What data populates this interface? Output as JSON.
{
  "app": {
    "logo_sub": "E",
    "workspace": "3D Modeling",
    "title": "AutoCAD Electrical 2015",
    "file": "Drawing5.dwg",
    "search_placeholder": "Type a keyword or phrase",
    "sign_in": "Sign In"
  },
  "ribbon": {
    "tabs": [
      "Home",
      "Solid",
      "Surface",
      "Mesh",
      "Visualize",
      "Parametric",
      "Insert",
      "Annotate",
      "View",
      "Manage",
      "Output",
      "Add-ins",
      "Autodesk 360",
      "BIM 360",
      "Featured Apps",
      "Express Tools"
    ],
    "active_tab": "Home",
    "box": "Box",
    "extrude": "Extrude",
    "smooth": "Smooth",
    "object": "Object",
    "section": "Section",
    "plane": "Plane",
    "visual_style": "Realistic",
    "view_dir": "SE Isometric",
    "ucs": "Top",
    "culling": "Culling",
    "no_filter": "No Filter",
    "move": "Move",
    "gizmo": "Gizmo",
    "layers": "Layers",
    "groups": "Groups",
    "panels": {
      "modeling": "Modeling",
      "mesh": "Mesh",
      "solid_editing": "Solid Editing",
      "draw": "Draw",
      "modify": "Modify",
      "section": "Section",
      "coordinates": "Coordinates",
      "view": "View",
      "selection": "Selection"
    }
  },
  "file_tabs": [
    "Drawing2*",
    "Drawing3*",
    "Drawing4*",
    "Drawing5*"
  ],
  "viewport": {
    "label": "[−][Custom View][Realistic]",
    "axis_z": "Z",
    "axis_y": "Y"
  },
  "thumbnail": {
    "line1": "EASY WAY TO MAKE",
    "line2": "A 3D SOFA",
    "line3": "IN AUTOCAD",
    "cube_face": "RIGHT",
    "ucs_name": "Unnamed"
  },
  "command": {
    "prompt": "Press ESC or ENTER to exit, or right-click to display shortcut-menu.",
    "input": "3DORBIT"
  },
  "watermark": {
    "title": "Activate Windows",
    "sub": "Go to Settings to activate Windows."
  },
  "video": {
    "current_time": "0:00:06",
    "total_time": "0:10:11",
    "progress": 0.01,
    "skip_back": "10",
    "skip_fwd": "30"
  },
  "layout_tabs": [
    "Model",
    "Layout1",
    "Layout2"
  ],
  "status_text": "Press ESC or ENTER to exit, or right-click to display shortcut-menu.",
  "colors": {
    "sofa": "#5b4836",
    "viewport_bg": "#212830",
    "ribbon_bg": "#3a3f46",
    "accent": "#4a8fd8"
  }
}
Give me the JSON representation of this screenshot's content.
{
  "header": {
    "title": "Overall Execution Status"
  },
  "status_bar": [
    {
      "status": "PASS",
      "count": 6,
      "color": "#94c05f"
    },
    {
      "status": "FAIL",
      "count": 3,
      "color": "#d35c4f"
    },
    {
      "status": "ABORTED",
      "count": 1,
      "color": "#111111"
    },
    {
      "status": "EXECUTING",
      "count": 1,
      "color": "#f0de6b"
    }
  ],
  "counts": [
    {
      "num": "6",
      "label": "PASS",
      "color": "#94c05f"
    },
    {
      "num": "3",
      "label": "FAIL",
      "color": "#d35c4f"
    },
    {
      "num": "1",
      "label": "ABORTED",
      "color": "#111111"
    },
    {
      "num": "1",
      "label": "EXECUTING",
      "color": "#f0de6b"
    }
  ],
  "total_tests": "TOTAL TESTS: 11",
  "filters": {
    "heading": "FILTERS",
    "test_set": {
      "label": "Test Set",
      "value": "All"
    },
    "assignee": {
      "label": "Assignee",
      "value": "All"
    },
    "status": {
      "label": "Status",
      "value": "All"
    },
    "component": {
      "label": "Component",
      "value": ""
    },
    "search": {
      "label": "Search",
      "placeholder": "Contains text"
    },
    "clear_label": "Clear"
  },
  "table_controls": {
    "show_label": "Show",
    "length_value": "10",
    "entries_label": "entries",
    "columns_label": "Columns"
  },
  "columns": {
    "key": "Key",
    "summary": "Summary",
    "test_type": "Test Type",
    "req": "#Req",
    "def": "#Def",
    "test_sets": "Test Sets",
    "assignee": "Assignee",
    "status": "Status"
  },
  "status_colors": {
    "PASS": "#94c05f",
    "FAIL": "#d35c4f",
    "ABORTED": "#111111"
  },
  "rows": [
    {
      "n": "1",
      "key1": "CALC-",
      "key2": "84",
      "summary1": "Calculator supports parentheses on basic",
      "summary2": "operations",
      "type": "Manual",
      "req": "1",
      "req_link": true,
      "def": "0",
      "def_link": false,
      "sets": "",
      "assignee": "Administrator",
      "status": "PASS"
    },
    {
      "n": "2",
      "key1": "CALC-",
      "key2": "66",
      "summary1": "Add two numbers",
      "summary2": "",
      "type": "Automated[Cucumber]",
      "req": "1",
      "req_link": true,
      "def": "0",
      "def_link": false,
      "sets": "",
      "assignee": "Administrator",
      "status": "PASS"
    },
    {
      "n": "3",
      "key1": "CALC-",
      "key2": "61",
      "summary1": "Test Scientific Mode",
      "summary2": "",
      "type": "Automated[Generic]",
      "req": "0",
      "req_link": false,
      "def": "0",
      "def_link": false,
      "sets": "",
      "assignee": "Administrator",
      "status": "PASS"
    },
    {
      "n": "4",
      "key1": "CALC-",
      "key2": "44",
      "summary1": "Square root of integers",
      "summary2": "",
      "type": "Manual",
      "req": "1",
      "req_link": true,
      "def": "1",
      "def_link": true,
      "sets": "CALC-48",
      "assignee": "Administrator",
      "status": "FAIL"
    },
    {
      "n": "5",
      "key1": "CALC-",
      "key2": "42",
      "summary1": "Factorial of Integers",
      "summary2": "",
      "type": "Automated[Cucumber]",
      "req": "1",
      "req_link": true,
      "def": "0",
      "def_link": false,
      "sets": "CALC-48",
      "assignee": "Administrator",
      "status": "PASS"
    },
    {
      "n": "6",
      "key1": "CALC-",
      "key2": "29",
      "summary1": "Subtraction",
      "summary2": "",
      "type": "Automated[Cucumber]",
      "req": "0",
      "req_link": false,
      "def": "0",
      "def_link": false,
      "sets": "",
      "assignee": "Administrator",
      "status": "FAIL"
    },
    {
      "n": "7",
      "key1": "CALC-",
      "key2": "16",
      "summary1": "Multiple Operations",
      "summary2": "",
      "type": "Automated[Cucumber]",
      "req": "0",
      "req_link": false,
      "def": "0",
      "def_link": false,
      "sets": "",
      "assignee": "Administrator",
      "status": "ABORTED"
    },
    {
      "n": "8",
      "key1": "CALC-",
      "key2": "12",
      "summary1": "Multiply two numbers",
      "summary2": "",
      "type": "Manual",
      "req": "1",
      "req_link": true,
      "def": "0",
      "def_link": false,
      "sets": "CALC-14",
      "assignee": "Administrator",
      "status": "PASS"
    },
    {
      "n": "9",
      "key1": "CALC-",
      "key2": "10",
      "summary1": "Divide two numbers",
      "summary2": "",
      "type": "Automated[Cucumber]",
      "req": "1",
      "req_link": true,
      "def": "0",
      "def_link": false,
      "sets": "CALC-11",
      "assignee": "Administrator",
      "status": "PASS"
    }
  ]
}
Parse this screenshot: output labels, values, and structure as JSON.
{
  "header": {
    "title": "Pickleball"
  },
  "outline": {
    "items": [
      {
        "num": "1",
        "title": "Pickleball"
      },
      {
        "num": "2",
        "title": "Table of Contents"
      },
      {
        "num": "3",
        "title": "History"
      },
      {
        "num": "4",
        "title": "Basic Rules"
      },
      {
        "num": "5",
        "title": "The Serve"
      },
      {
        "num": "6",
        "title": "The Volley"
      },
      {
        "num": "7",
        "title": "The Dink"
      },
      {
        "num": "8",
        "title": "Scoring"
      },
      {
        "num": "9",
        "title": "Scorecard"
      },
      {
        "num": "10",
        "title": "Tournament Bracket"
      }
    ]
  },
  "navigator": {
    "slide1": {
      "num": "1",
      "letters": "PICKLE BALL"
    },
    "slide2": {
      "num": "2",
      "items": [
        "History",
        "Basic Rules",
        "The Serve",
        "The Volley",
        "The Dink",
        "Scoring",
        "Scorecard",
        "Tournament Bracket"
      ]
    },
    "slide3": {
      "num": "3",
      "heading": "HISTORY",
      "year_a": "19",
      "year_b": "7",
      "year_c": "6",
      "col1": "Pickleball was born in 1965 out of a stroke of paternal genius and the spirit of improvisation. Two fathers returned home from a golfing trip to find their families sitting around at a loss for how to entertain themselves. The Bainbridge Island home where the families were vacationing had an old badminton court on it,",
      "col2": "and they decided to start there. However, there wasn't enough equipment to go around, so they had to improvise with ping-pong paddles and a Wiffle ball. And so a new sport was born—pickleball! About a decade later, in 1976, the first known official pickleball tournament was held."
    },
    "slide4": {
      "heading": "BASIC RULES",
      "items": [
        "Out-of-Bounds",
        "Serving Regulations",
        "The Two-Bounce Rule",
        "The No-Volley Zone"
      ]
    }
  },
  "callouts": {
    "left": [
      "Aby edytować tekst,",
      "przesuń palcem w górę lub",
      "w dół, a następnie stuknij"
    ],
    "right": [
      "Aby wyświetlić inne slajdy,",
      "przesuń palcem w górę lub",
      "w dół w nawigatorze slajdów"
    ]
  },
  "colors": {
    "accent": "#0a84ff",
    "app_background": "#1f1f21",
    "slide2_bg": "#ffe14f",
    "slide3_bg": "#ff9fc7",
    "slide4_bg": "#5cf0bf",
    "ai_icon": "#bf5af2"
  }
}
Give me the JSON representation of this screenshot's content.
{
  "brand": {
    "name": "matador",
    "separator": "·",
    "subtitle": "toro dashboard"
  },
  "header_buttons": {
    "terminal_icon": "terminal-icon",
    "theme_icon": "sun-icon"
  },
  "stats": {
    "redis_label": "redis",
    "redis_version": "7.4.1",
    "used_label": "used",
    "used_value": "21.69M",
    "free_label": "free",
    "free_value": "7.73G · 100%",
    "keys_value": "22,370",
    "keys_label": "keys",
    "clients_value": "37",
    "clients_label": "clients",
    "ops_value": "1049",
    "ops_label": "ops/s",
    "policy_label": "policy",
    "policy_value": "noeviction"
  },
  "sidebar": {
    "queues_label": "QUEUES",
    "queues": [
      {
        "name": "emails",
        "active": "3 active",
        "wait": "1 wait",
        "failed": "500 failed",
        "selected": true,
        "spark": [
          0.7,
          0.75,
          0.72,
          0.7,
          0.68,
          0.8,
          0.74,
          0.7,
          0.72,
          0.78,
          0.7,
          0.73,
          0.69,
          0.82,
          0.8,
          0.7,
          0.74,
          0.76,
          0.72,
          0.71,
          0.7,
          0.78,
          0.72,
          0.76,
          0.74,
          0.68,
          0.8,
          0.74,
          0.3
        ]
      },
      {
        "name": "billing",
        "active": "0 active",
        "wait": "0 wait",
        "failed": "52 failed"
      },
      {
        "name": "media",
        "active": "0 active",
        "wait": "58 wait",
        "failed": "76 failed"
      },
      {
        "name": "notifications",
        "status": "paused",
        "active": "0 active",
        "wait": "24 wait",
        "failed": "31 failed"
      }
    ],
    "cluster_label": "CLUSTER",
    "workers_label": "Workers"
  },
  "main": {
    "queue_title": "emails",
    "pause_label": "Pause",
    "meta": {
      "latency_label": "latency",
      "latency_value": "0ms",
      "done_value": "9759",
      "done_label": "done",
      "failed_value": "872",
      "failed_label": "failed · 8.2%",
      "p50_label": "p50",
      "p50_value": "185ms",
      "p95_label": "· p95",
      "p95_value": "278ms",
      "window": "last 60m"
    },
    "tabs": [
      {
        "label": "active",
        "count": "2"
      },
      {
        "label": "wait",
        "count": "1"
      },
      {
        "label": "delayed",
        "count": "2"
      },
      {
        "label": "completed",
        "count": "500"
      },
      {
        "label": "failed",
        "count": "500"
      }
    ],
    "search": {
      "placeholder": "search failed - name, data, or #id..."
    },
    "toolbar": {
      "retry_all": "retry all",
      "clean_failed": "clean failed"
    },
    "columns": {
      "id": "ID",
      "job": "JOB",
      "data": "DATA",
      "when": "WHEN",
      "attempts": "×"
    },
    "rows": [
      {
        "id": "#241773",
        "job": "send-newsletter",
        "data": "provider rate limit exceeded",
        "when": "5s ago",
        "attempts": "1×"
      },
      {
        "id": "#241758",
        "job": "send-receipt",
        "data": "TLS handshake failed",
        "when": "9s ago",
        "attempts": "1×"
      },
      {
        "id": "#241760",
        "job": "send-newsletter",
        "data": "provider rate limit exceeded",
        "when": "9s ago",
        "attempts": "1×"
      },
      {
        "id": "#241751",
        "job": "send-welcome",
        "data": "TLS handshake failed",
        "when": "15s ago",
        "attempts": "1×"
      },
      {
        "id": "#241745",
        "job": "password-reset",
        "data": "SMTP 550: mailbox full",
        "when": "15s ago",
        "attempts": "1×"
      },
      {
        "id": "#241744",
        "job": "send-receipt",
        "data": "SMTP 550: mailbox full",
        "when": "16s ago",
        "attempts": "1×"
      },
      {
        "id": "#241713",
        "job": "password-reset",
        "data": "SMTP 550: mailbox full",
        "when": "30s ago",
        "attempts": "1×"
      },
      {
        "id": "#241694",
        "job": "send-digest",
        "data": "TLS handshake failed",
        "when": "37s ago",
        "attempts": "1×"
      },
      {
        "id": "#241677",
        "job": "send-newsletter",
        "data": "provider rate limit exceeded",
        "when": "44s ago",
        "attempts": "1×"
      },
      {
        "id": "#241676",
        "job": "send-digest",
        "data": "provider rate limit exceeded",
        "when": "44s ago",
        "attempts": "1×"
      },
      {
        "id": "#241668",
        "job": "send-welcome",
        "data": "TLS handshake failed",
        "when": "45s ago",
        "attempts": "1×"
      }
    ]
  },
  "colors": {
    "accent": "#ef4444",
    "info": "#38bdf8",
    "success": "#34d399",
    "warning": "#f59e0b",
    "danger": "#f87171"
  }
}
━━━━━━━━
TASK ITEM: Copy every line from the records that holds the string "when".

YOUR RESPONSE:
      "when": "WHEN",
        "when": "5s ago",
        "when": "9s ago",
        "when": "9s ago",
        "when": "15s ago",
        "when": "15s ago",
        "when": "16s ago",
        "when": "30s ago",
        "when": "37s ago",
        "when": "44s ago",
        "when": "44s ago",
        "when": "45s ago",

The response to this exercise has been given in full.